* _Task prompt_
Go over the material below and report every line that contains the word "true".

* _Records shown_
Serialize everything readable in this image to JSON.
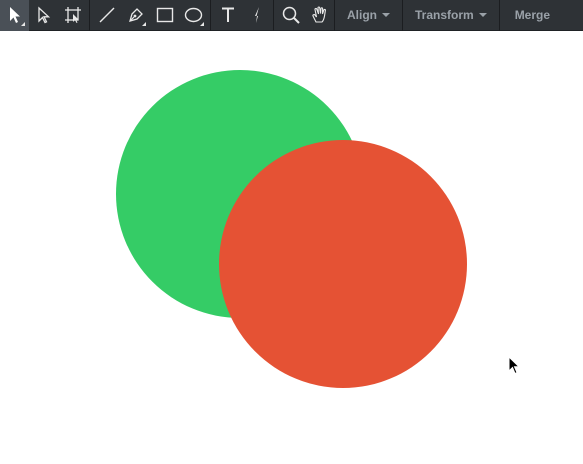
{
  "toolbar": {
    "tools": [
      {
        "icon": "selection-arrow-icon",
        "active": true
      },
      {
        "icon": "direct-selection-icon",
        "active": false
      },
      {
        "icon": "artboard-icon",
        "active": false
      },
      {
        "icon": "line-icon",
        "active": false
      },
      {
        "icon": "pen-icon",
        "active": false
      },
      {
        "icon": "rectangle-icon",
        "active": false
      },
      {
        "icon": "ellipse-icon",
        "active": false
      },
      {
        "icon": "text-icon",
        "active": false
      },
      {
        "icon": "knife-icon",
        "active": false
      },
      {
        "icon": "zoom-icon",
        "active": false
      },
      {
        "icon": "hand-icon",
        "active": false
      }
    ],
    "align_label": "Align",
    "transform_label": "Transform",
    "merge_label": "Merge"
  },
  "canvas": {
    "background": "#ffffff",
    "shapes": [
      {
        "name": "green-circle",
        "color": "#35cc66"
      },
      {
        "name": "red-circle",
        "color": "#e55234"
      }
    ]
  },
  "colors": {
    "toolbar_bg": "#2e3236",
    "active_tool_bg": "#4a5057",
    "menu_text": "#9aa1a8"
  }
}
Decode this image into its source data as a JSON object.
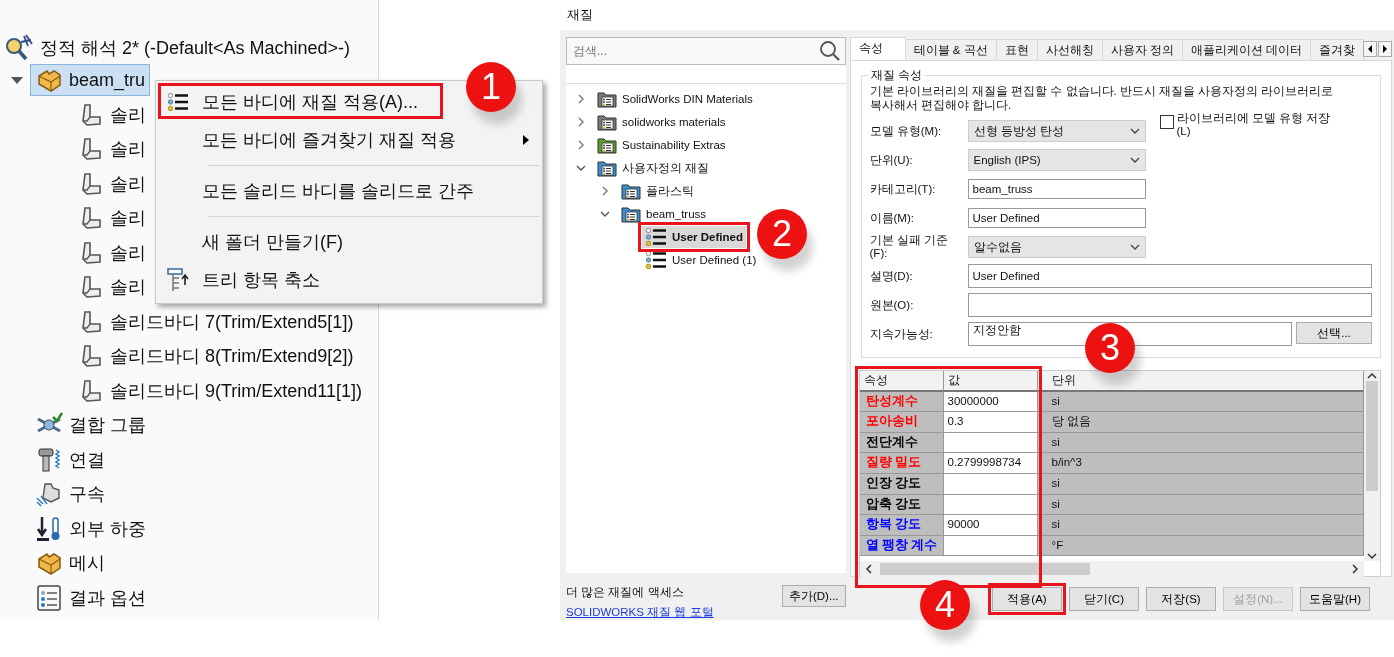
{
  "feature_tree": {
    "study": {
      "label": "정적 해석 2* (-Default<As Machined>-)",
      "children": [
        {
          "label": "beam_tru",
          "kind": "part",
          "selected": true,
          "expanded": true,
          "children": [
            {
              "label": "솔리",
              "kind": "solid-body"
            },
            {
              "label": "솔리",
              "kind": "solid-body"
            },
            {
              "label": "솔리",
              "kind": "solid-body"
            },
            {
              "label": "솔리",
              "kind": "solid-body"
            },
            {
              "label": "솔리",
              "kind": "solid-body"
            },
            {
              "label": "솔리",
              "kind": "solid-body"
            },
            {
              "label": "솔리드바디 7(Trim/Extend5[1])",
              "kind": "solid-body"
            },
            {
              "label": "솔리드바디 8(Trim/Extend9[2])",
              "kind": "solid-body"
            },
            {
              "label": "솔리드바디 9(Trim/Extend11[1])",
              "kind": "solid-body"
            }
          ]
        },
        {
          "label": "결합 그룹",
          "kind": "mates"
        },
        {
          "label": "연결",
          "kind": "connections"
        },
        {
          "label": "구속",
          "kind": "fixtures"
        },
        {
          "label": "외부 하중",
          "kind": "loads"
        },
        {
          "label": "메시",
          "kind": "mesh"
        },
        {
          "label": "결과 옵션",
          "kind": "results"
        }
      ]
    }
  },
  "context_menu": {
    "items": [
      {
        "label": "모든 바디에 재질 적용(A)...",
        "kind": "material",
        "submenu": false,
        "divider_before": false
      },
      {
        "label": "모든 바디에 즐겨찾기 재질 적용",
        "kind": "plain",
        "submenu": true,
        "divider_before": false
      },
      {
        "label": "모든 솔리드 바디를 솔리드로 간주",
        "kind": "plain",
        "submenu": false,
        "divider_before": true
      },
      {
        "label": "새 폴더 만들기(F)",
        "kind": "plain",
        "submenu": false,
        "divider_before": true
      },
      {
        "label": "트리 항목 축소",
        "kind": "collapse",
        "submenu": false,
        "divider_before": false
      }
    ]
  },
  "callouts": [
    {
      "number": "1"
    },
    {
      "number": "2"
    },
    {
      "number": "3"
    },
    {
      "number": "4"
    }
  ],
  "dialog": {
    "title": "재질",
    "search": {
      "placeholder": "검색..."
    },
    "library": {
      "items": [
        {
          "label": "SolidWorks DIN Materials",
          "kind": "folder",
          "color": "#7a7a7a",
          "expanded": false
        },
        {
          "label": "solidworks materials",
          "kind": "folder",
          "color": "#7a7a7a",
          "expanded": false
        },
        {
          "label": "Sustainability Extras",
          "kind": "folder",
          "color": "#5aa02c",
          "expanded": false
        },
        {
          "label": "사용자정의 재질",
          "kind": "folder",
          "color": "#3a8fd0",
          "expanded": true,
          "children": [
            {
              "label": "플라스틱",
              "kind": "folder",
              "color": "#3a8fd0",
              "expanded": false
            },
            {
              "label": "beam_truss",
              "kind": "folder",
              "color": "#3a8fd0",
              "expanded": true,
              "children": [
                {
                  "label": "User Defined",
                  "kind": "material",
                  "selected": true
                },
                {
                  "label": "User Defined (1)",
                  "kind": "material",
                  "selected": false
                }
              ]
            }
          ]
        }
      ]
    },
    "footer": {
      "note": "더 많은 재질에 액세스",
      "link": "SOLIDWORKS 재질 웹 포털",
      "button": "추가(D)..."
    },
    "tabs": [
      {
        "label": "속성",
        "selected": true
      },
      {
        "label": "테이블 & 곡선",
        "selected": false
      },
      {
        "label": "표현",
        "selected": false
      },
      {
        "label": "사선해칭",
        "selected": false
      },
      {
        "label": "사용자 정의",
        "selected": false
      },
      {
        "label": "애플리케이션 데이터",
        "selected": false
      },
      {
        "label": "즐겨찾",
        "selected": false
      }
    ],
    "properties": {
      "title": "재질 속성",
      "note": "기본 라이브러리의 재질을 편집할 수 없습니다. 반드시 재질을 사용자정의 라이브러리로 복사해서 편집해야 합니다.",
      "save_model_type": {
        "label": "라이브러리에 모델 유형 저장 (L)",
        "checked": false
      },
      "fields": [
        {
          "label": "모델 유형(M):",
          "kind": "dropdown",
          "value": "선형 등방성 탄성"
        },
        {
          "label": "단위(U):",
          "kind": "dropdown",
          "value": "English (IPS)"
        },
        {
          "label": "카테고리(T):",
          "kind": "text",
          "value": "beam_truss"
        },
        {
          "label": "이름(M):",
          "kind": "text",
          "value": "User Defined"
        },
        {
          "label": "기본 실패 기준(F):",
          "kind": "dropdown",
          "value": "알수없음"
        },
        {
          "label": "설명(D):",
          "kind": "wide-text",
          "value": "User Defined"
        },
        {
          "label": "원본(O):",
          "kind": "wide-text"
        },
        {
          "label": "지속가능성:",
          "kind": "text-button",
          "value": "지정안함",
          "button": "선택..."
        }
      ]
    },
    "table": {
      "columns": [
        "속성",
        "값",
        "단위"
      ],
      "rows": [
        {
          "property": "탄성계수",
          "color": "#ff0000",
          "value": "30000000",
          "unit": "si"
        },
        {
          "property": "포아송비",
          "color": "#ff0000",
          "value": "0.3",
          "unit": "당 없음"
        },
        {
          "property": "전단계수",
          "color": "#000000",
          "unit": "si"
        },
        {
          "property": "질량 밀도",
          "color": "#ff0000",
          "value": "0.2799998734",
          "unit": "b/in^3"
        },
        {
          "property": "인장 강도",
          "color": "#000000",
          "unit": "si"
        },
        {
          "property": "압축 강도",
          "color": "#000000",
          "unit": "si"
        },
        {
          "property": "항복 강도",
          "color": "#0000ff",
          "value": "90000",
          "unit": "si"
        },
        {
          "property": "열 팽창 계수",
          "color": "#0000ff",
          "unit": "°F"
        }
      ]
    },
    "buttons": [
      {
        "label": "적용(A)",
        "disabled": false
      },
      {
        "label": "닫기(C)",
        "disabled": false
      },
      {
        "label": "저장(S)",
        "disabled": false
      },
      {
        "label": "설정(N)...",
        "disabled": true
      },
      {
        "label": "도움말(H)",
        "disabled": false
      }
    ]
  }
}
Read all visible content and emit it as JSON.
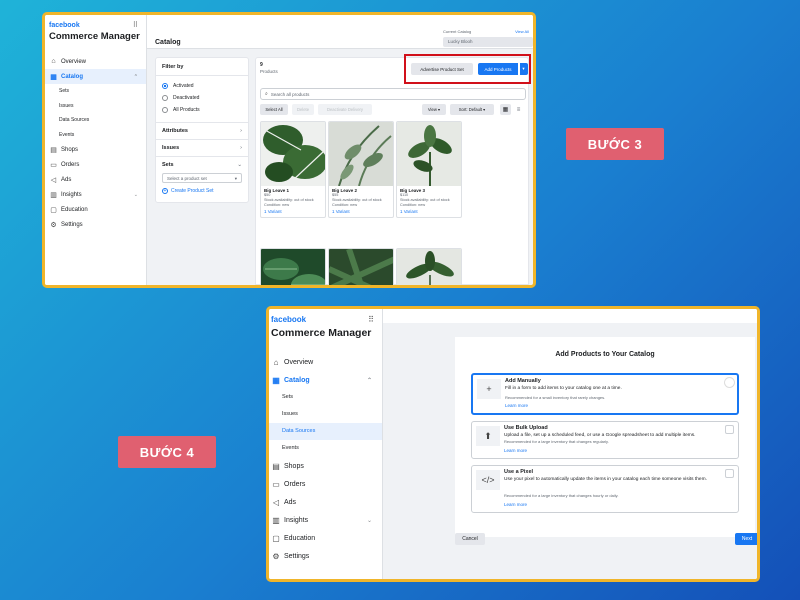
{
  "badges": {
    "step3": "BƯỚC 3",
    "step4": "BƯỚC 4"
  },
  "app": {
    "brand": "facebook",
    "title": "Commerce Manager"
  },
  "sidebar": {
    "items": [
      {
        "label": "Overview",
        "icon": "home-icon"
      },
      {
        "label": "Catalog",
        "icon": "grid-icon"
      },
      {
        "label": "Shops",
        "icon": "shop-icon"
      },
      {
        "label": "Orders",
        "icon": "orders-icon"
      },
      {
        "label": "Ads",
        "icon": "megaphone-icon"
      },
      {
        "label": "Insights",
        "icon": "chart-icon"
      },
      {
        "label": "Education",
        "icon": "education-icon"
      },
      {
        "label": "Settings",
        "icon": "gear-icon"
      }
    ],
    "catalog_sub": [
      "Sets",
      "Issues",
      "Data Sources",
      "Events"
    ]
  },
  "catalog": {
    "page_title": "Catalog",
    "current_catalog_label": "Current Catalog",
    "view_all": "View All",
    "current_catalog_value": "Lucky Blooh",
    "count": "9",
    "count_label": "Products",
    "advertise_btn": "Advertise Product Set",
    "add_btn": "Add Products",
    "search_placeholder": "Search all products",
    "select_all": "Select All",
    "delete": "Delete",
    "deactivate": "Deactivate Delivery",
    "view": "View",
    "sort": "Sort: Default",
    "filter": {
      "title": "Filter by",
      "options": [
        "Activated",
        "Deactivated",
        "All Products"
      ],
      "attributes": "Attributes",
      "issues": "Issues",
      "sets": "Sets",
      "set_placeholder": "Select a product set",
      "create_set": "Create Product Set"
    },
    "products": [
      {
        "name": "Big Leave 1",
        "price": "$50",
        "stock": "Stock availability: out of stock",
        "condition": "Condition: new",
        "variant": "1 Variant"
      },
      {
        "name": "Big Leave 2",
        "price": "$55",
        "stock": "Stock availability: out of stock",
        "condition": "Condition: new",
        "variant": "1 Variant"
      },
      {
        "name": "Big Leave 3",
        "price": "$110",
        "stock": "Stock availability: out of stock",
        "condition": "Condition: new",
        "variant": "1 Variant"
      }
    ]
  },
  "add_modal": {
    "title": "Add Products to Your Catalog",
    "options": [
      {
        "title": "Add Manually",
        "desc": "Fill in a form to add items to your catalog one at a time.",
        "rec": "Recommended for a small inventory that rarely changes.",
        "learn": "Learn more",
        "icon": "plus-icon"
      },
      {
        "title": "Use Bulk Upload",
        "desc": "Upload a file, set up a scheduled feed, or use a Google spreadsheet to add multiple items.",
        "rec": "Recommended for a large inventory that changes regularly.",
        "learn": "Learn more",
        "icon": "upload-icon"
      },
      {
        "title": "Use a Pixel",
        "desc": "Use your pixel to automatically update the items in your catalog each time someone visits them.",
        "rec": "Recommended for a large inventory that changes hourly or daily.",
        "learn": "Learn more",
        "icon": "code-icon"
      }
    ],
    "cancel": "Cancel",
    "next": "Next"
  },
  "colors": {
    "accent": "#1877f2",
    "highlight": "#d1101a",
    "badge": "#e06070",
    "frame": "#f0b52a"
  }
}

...

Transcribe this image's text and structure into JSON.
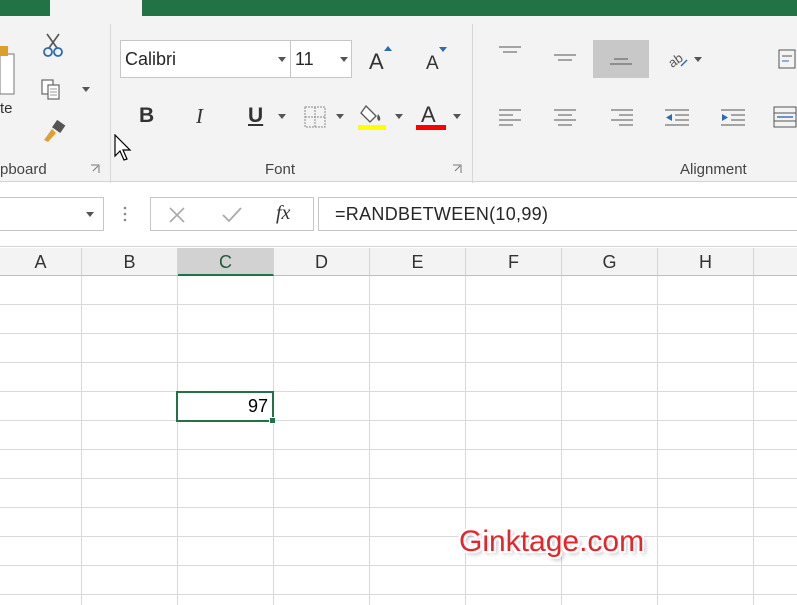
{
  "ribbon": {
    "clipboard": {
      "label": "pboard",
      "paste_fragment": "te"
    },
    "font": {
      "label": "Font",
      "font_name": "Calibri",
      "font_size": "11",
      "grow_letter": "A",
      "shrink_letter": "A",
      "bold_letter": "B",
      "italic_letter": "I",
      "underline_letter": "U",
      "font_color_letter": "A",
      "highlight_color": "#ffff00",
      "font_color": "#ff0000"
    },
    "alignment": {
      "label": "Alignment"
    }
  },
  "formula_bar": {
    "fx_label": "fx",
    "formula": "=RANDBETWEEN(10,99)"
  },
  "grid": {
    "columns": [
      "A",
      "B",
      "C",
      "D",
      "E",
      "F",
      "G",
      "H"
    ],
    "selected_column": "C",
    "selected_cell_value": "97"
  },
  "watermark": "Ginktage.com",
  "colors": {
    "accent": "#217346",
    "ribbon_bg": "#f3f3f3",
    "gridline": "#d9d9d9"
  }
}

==

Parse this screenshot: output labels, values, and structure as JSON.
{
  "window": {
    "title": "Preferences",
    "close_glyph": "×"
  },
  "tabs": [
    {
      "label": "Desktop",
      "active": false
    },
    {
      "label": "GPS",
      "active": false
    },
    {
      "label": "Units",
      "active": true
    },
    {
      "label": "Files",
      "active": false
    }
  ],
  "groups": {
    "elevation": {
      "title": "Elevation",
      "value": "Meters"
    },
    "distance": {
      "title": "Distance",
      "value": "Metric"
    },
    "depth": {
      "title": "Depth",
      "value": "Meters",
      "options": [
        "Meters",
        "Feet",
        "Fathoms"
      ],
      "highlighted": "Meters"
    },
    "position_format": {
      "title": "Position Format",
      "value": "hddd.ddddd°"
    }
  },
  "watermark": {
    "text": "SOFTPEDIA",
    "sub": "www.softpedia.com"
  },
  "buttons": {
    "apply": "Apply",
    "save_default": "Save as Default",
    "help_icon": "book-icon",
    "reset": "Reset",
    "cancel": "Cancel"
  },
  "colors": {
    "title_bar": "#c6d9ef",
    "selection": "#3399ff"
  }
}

* _Exercise solution_
        "active": true
          "selected": true,
          "expanded": true,
        "submenu": true,
        "divider_before": true
        "divider_before": true
          "expanded": true,
              "expanded": true,
                  "selected": true
        "selected": true
        "disabled": true
      "active": true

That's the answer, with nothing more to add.